(Middle) Class Analysis in Africa: Does It Work?

Tuesday, 17 July 2018: 00:00
Oral Presentation
Roger SOUTHALL, University of the Witwatersrand, South Africa

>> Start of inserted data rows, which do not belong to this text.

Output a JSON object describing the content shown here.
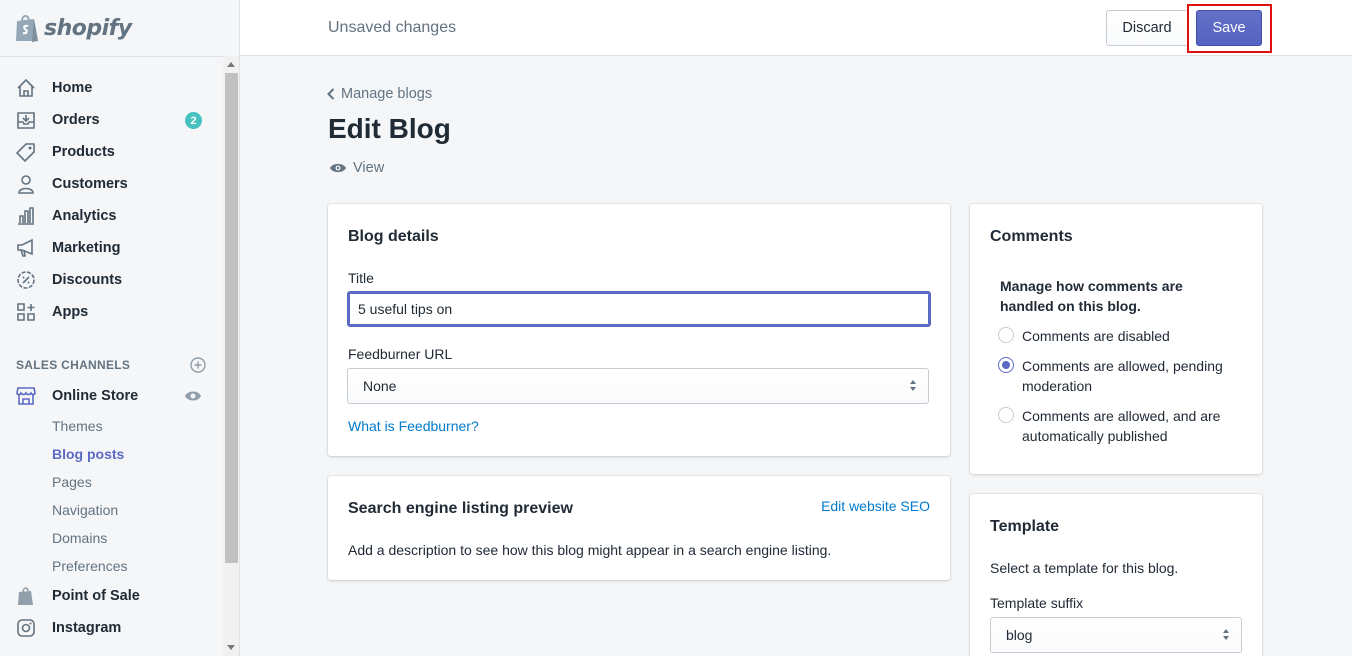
{
  "brand": {
    "name": "shopify"
  },
  "topbar": {
    "status": "Unsaved changes",
    "discard_label": "Discard",
    "save_label": "Save"
  },
  "sidebar": {
    "items": [
      {
        "label": "Home",
        "icon": "home-icon"
      },
      {
        "label": "Orders",
        "icon": "orders-icon",
        "badge": "2"
      },
      {
        "label": "Products",
        "icon": "tag-icon"
      },
      {
        "label": "Customers",
        "icon": "person-icon"
      },
      {
        "label": "Analytics",
        "icon": "bar-chart-icon"
      },
      {
        "label": "Marketing",
        "icon": "megaphone-icon"
      },
      {
        "label": "Discounts",
        "icon": "discount-icon"
      },
      {
        "label": "Apps",
        "icon": "apps-icon"
      }
    ],
    "section_label": "SALES CHANNELS",
    "online_store": {
      "label": "Online Store",
      "icon": "store-icon"
    },
    "sub_items": [
      {
        "label": "Themes",
        "active": false
      },
      {
        "label": "Blog posts",
        "active": true
      },
      {
        "label": "Pages",
        "active": false
      },
      {
        "label": "Navigation",
        "active": false
      },
      {
        "label": "Domains",
        "active": false
      },
      {
        "label": "Preferences",
        "active": false
      }
    ],
    "channels": [
      {
        "label": "Point of Sale",
        "icon": "pos-icon"
      },
      {
        "label": "Instagram",
        "icon": "instagram-icon"
      }
    ]
  },
  "page": {
    "breadcrumb": "Manage blogs",
    "title": "Edit Blog",
    "view_label": "View"
  },
  "blog_details": {
    "heading": "Blog details",
    "title_label": "Title",
    "title_value": "5 useful tips on",
    "feedburner_label": "Feedburner URL",
    "feedburner_value": "None",
    "feedburner_help": "What is Feedburner?"
  },
  "seo": {
    "heading": "Search engine listing preview",
    "edit_link": "Edit website SEO",
    "description": "Add a description to see how this blog might appear in a search engine listing."
  },
  "comments": {
    "heading": "Comments",
    "subheading": "Manage how comments are handled on this blog.",
    "options": [
      {
        "label": "Comments are disabled",
        "checked": false
      },
      {
        "label": "Comments are allowed, pending moderation",
        "checked": true
      },
      {
        "label": "Comments are allowed, and are automatically published",
        "checked": false
      }
    ]
  },
  "template": {
    "heading": "Template",
    "description": "Select a template for this blog.",
    "suffix_label": "Template suffix",
    "suffix_value": "blog"
  },
  "colors": {
    "accent": "#5c6ac4",
    "link": "#007ace",
    "badge": "#47c1bf",
    "highlight": "#e0100f"
  }
}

The dominance of the democratization/good governance paradigm ensured the decline of class analysis in Africa from the early 1990s. Yet recently, there has been a revival of interest in class – notably the ‘Middle class’. While much of this analysis is economistic (and has been subject to extensive critique about what is meant by ‘middle’), there are also a growing number of studies which espouse historico-political and/or ethnographic approaches. While much of this work is highly illuminating, it is curiously divorced from classic class analysis, focusing instead upon middle classness as a matter of identity. However, if class analysis is to be taken seriously, then any middle class needs to be located within an overall class structure. This certainly works in South Africa, where industrialization brought forth a class structure which was recognizable from both Marxian and Weberian perspectives. But is it equally applicable in less industrialized countries? This paper will argue that it does.